The external environment is constantly changing. This means that new perspectives and ideas must develop in order to react and adapt to new conditions. An intolerant perspective is one that is incapable of acknowledging and adapting to external change. Failing to adapt to change means a failure of that society.
Tolerance from its definition means "a fair, objective, and permissive attitude toward those whose opinions, practices, race, religion, nationality, etc., differ from one's own; freedom from bigotry." It doesn't mean tolerance of something morally wrong. If we take the negation of the definition above, it's the definition of intolerance, and I think it is clear that something like that is morally (and can be also legally) wrong.
Were we to tolerate it, racism and homophobia would flourish, we would have another Third Reich. We would have the inquisition back (how can you be intolerant of my torturing those innocent people?). That is why I firmly believe that one should not tolerate the intolerant. Thanks for reading. :)
There is no workable way of generalizing tolerance toward all behavior of humans. It would seem to me that tolerance toward disagreeable behavior is the most useful way of not raising issues regarding the emotional and mental well-being of any individual, it is shorthand silencing based on an abstract principal, that people should just be tolerant because that is what tolerant people do. People have personal needs and nobody has better access to locate, care for or fulfill individual emotional and intellectual needs than individuals themselves. Nobody should ever be told to disregard their own thoughts or feelings on account of "tolerance."
intolerance on the other hand is also an absurdly homogenized concept. It is used to describe a very wide scope of attitudes and actions, from violent policing of others to basically any form of non-cooperation or disobedience.
So to cut through this gross oversimplification, no, these are not two concepts that one must pick between, they are a whole array of attitudes, behaviors and feelings that are case-specifically differentiable. So in general, the question is wrong, and to me that equals a definite no. We need useful concepts, not this binary crud.

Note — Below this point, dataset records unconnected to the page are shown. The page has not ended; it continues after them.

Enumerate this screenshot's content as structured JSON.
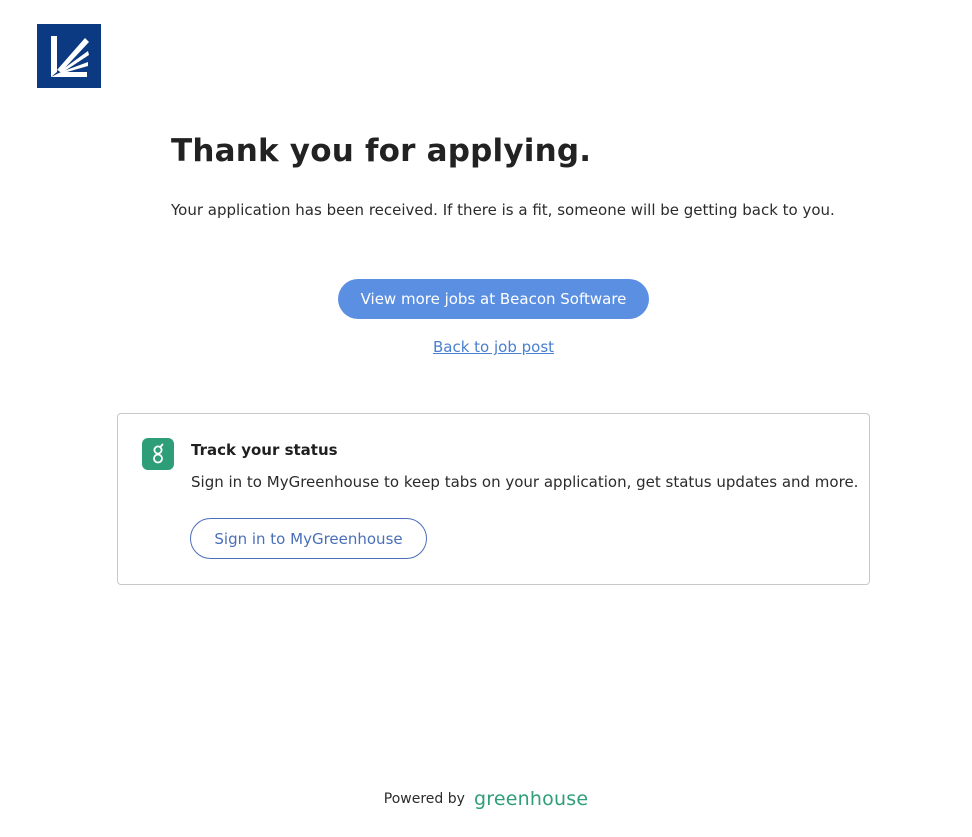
{
  "brand": {
    "logo_icon": "company-logo-icon",
    "logo_color": "#0b3a82"
  },
  "confirmation": {
    "headline": "Thank you for applying.",
    "message": "Your application has been received. If there is a fit, someone will be getting back to you.",
    "view_jobs_label": "View more jobs at Beacon Software",
    "back_link_label": "Back to job post"
  },
  "track_status": {
    "icon": "greenhouse-icon",
    "title": "Track your status",
    "description": "Sign in to MyGreenhouse to keep tabs on your application, get status updates and more.",
    "signin_label": "Sign in to MyGreenhouse"
  },
  "footer": {
    "powered_by": "Powered by",
    "brand_name": "greenhouse"
  },
  "colors": {
    "primary_button": "#5b8fe2",
    "link": "#4a7fd0",
    "greenhouse_green": "#2e9e79"
  }
}
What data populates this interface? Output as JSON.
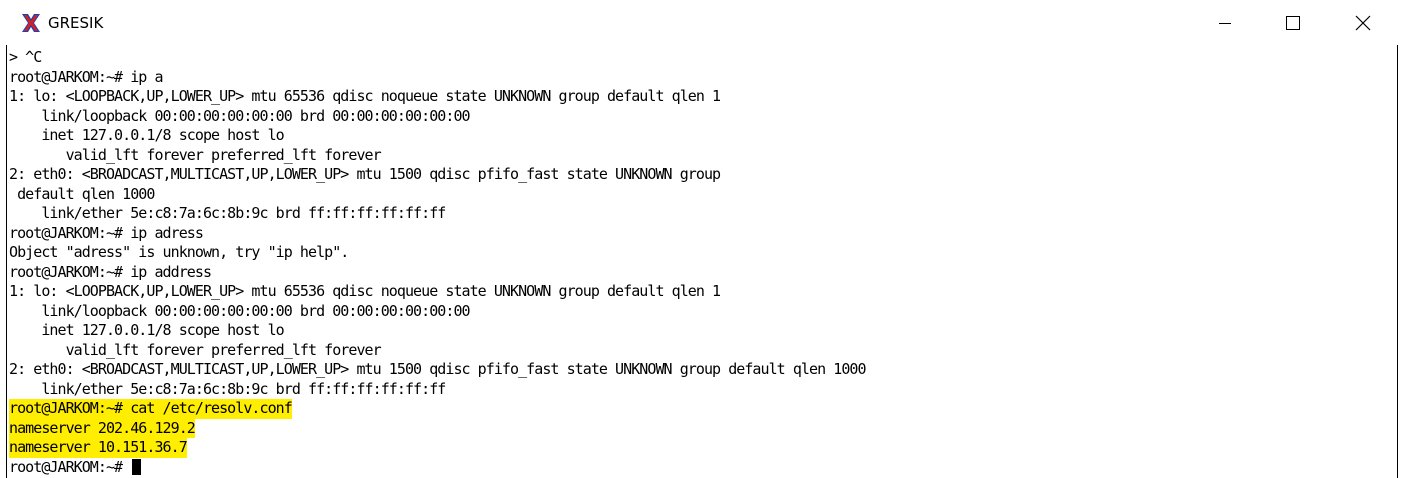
{
  "window": {
    "title": "GRESIK",
    "app_icon": "x-logo-icon",
    "controls": {
      "minimize_icon": "minimize-icon",
      "maximize_icon": "maximize-icon",
      "close_icon": "close-icon"
    }
  },
  "terminal": {
    "lines": [
      "> ^C",
      "root@JARKOM:~# ip a",
      "1: lo: <LOOPBACK,UP,LOWER_UP> mtu 65536 qdisc noqueue state UNKNOWN group default qlen 1",
      "    link/loopback 00:00:00:00:00:00 brd 00:00:00:00:00:00",
      "    inet 127.0.0.1/8 scope host lo",
      "       valid_lft forever preferred_lft forever",
      "2: eth0: <BROADCAST,MULTICAST,UP,LOWER_UP> mtu 1500 qdisc pfifo_fast state UNKNOWN group",
      " default qlen 1000",
      "    link/ether 5e:c8:7a:6c:8b:9c brd ff:ff:ff:ff:ff:ff",
      "root@JARKOM:~# ip adress",
      "Object \"adress\" is unknown, try \"ip help\".",
      "root@JARKOM:~# ip address",
      "1: lo: <LOOPBACK,UP,LOWER_UP> mtu 65536 qdisc noqueue state UNKNOWN group default qlen 1",
      "    link/loopback 00:00:00:00:00:00 brd 00:00:00:00:00:00",
      "    inet 127.0.0.1/8 scope host lo",
      "       valid_lft forever preferred_lft forever",
      "2: eth0: <BROADCAST,MULTICAST,UP,LOWER_UP> mtu 1500 qdisc pfifo_fast state UNKNOWN group default qlen 1000",
      "    link/ether 5e:c8:7a:6c:8b:9c brd ff:ff:ff:ff:ff:ff"
    ],
    "highlighted_lines": [
      "root@JARKOM:~# cat /etc/resolv.conf",
      "nameserver 202.46.129.2",
      "nameserver 10.151.36.7"
    ],
    "prompt": "root@JARKOM:~# ",
    "highlight_color": "#ffee00"
  }
}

Treating tolerance in absolute terms and living up to it would ultimately prevent tolerant people to fight for their beliefs and we'll end up in a society where tolerance doesn't exist as a virtue. I like the analogy in one of the previous comments that having jails in the 'land of the free' is NOT hypocritical.